WHAT YOU ARE ASKED TO DO: Please retype the entries that follow exactly as they are, leaving the images behind.

SUPPLIED INFORMATION:
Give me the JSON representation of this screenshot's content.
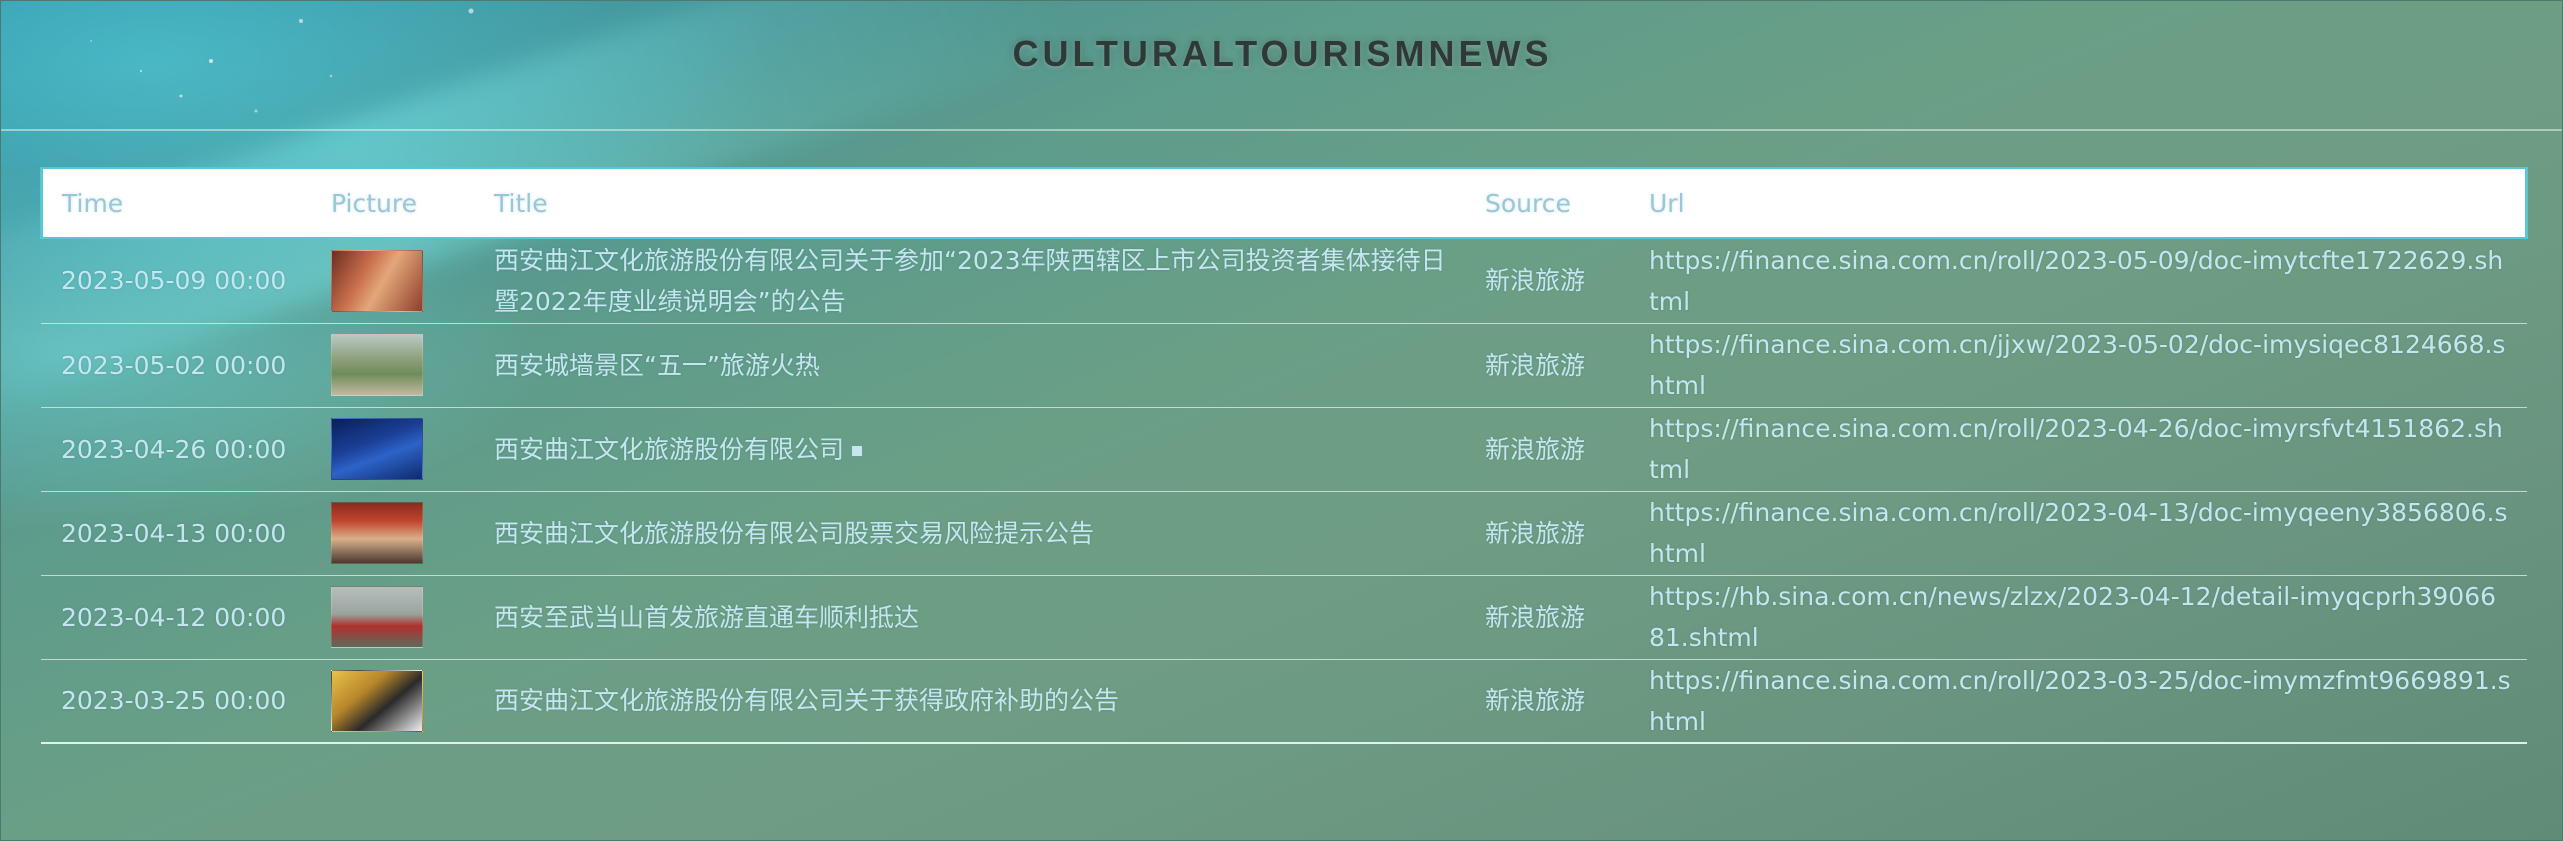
{
  "site": {
    "title": "CULTURALTOURISMNEWS"
  },
  "table": {
    "headers": {
      "time": "Time",
      "picture": "Picture",
      "title": "Title",
      "source": "Source",
      "url": "Url"
    },
    "rows": [
      {
        "time": "2023-05-09 00:00",
        "picture": "gold-coins-thumbnail",
        "title": "西安曲江文化旅游股份有限公司关于参加“2023年陕西辖区上市公司投资者集体接待日暨2022年度业绩说明会”的公告",
        "source": "新浪旅游",
        "url": "https://finance.sina.com.cn/roll/2023-05-09/doc-imytcfte1722629.shtml"
      },
      {
        "time": "2023-05-02 00:00",
        "picture": "city-wall-thumbnail",
        "title": "西安城墙景区“五一”旅游火热",
        "source": "新浪旅游",
        "url": "https://finance.sina.com.cn/jjxw/2023-05-02/doc-imysiqec8124668.shtml"
      },
      {
        "time": "2023-04-26 00:00",
        "picture": "stock-chart-thumbnail",
        "title": "西安曲江文化旅游股份有限公司",
        "title_icon": "square-icon",
        "source": "新浪旅游",
        "url": "https://finance.sina.com.cn/roll/2023-04-26/doc-imyrsfvt4151862.shtml"
      },
      {
        "time": "2023-04-13 00:00",
        "picture": "conference-thumbnail",
        "title": "西安曲江文化旅游股份有限公司股票交易风险提示公告",
        "source": "新浪旅游",
        "url": "https://finance.sina.com.cn/roll/2023-04-13/doc-imyqeeny3856806.shtml"
      },
      {
        "time": "2023-04-12 00:00",
        "picture": "group-photo-thumbnail",
        "title": "西安至武当山首发旅游直通车顺利抵达",
        "source": "新浪旅游",
        "url": "https://hb.sina.com.cn/news/zlzx/2023-04-12/detail-imyqcprh3906681.shtml"
      },
      {
        "time": "2023-03-25 00:00",
        "picture": "gold-bars-thumbnail",
        "title": "西安曲江文化旅游股份有限公司关于获得政府补助的公告",
        "source": "新浪旅游",
        "url": "https://finance.sina.com.cn/roll/2023-03-25/doc-imymzfmt9669891.shtml"
      }
    ]
  },
  "colors": {
    "header_text": "#9ac7d6",
    "cell_text": "#c3e6f0",
    "title_text": "#2f3a38",
    "header_border": "#58c6d5"
  }
}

RESULT OF THIS EXERCISE:
Give me the JSON representation of this screenshot's content.
{
  "site": {
    "title": "CULTURALTOURISMNEWS"
  },
  "table": {
    "headers": {
      "time": "Time",
      "picture": "Picture",
      "title": "Title",
      "source": "Source",
      "url": "Url"
    },
    "rows": [
      {
        "time": "2023-05-09 00:00",
        "picture": "gold-coins-thumbnail",
        "title": "西安曲江文化旅游股份有限公司关于参加“2023年陕西辖区上市公司投资者集体接待日暨2022年度业绩说明会”的公告",
        "source": "新浪旅游",
        "url": "https://finance.sina.com.cn/roll/2023-05-09/doc-imytcfte1722629.shtml"
      },
      {
        "time": "2023-05-02 00:00",
        "picture": "city-wall-thumbnail",
        "title": "西安城墙景区“五一”旅游火热",
        "source": "新浪旅游",
        "url": "https://finance.sina.com.cn/jjxw/2023-05-02/doc-imysiqec8124668.shtml"
      },
      {
        "time": "2023-04-26 00:00",
        "picture": "stock-chart-thumbnail",
        "title": "西安曲江文化旅游股份有限公司",
        "title_icon": "square-icon",
        "source": "新浪旅游",
        "url": "https://finance.sina.com.cn/roll/2023-04-26/doc-imyrsfvt4151862.shtml"
      },
      {
        "time": "2023-04-13 00:00",
        "picture": "conference-thumbnail",
        "title": "西安曲江文化旅游股份有限公司股票交易风险提示公告",
        "source": "新浪旅游",
        "url": "https://finance.sina.com.cn/roll/2023-04-13/doc-imyqeeny3856806.shtml"
      },
      {
        "time": "2023-04-12 00:00",
        "picture": "group-photo-thumbnail",
        "title": "西安至武当山首发旅游直通车顺利抵达",
        "source": "新浪旅游",
        "url": "https://hb.sina.com.cn/news/zlzx/2023-04-12/detail-imyqcprh3906681.shtml"
      },
      {
        "time": "2023-03-25 00:00",
        "picture": "gold-bars-thumbnail",
        "title": "西安曲江文化旅游股份有限公司关于获得政府补助的公告",
        "source": "新浪旅游",
        "url": "https://finance.sina.com.cn/roll/2023-03-25/doc-imymzfmt9669891.shtml"
      }
    ]
  },
  "colors": {
    "header_text": "#9ac7d6",
    "cell_text": "#c3e6f0",
    "title_text": "#2f3a38",
    "header_border": "#58c6d5"
  }
}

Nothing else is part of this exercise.